Activity => Word for word, set down the entries below.

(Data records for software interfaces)

· · · · · · ·

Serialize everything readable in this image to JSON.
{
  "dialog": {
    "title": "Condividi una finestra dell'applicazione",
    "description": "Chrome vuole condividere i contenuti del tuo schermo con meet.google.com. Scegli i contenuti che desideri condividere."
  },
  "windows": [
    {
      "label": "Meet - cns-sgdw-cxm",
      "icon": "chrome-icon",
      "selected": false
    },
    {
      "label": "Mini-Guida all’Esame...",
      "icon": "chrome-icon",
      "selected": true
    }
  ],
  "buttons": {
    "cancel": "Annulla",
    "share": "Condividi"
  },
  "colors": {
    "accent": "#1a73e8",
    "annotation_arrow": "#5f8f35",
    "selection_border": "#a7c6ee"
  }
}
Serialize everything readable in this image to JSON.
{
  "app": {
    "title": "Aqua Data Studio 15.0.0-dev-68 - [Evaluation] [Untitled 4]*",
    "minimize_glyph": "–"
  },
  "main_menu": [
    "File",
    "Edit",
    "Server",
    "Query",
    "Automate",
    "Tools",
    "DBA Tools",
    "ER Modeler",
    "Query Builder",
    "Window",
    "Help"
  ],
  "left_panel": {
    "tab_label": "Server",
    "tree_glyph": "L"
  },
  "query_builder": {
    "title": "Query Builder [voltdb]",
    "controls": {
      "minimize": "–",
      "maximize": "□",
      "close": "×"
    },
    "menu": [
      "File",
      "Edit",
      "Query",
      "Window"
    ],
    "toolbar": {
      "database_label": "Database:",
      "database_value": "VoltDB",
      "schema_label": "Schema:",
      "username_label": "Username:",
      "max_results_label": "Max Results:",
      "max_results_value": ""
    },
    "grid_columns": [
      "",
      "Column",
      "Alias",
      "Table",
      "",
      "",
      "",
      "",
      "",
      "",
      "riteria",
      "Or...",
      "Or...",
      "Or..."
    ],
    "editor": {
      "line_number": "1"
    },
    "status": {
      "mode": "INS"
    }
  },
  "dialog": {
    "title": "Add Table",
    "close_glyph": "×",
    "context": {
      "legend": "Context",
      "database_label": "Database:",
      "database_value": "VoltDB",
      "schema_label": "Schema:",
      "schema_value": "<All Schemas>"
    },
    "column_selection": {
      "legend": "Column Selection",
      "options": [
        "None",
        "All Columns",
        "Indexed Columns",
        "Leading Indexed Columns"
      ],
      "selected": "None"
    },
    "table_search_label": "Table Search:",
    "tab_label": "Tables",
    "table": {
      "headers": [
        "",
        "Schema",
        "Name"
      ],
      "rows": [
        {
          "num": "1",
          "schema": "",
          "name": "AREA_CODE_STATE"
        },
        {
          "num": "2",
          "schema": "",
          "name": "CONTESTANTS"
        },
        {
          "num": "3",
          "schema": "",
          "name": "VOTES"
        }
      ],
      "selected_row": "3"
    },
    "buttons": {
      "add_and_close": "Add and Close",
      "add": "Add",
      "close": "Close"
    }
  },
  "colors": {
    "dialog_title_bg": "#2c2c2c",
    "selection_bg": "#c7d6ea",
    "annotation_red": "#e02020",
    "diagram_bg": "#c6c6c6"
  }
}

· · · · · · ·

Completed task =>
Serialize everything readable in this image to JSON.
{
  "dialog": {
    "title": "Condividi una finestra dell'applicazione",
    "description": "Chrome vuole condividere i contenuti del tuo schermo con meet.google.com. Scegli i contenuti che desideri condividere."
  },
  "windows": [
    {
      "label": "Meet - cns-sgdw-cxm",
      "icon": "chrome-icon",
      "selected": false
    },
    {
      "label": "Mini-Guida all’Esame...",
      "icon": "chrome-icon",
      "selected": true
    }
  ],
  "buttons": {
    "cancel": "Annulla",
    "share": "Condividi"
  },
  "colors": {
    "accent": "#1a73e8",
    "annotation_arrow": "#5f8f35",
    "selection_border": "#a7c6ee"
  }
}
Serialize everything readable in this image to JSON.
{
  "app": {
    "title": "Aqua Data Studio 15.0.0-dev-68 - [Evaluation] [Untitled 4]*",
    "minimize_glyph": "–"
  },
  "main_menu": [
    "File",
    "Edit",
    "Server",
    "Query",
    "Automate",
    "Tools",
    "DBA Tools",
    "ER Modeler",
    "Query Builder",
    "Window",
    "Help"
  ],
  "left_panel": {
    "tab_label": "Server",
    "tree_glyph": "L"
  },
  "query_builder": {
    "title": "Query Builder [voltdb]",
    "controls": {
      "minimize": "–",
      "maximize": "□",
      "close": "×"
    },
    "menu": [
      "File",
      "Edit",
      "Query",
      "Window"
    ],
    "toolbar": {
      "database_label": "Database:",
      "database_value": "VoltDB",
      "schema_label": "Schema:",
      "username_label": "Username:",
      "max_results_label": "Max Results:",
      "max_results_value": ""
    },
    "grid_columns": [
      "",
      "Column",
      "Alias",
      "Table",
      "",
      "",
      "",
      "",
      "",
      "",
      "riteria",
      "Or...",
      "Or...",
      "Or..."
    ],
    "editor": {
      "line_number": "1"
    },
    "status": {
      "mode": "INS"
    }
  },
  "dialog": {
    "title": "Add Table",
    "close_glyph": "×",
    "context": {
      "legend": "Context",
      "database_label": "Database:",
      "database_value": "VoltDB",
      "schema_label": "Schema:",
      "schema_value": "<All Schemas>"
    },
    "column_selection": {
      "legend": "Column Selection",
      "options": [
        "None",
        "All Columns",
        "Indexed Columns",
        "Leading Indexed Columns"
      ],
      "selected": "None"
    },
    "table_search_label": "Table Search:",
    "tab_label": "Tables",
    "table": {
      "headers": [
        "",
        "Schema",
        "Name"
      ],
      "rows": [
        {
          "num": "1",
          "schema": "",
          "name": "AREA_CODE_STATE"
        },
        {
          "num": "2",
          "schema": "",
          "name": "CONTESTANTS"
        },
        {
          "num": "3",
          "schema": "",
          "name": "VOTES"
        }
      ],
      "selected_row": "3"
    },
    "buttons": {
      "add_and_close": "Add and Close",
      "add": "Add",
      "close": "Close"
    }
  },
  "colors": {
    "dialog_title_bg": "#2c2c2c",
    "selection_bg": "#c7d6ea",
    "annotation_red": "#e02020",
    "diagram_bg": "#c6c6c6"
  }
}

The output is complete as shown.